Work item
Search the entries below for "другой" and copy each matching line.

Available records
━━━━━━━━

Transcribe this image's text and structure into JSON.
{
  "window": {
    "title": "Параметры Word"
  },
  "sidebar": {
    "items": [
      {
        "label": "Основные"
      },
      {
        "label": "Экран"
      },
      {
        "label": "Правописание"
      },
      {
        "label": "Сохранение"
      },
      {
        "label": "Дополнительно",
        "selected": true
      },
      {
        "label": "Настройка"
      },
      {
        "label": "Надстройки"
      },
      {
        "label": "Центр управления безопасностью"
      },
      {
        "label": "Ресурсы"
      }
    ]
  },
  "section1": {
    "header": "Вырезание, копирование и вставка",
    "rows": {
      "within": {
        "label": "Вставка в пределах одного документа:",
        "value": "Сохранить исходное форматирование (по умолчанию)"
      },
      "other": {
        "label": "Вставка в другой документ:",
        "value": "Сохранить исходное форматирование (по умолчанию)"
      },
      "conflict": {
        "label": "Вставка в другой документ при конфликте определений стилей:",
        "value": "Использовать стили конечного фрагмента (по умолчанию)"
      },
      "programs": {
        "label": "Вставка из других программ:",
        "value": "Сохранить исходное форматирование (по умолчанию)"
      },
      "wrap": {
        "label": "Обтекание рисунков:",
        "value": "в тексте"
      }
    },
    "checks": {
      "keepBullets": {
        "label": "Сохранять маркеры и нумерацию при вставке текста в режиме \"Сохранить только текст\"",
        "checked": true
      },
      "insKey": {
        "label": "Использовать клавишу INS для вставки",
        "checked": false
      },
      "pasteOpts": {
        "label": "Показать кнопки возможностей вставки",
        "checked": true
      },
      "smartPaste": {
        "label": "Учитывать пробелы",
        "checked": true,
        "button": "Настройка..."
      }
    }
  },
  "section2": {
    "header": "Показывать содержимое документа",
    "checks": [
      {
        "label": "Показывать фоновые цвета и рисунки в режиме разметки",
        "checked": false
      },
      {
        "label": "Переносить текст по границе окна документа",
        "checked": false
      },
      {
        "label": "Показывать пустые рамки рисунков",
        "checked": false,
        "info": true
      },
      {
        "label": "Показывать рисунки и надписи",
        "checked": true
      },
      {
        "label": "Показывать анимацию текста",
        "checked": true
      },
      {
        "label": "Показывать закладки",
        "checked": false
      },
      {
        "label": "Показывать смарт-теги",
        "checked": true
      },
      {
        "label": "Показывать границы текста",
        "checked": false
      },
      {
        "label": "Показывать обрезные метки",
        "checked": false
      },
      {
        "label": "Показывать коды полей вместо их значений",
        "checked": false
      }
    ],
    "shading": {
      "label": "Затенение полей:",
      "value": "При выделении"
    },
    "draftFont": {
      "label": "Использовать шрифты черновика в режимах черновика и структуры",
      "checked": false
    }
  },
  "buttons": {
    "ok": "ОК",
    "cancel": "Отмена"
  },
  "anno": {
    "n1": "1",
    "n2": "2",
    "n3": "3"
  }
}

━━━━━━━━

Task solution
        "label": "Вставка в другой документ:",
        "label": "Вставка в другой документ при конфликте определений стилей:",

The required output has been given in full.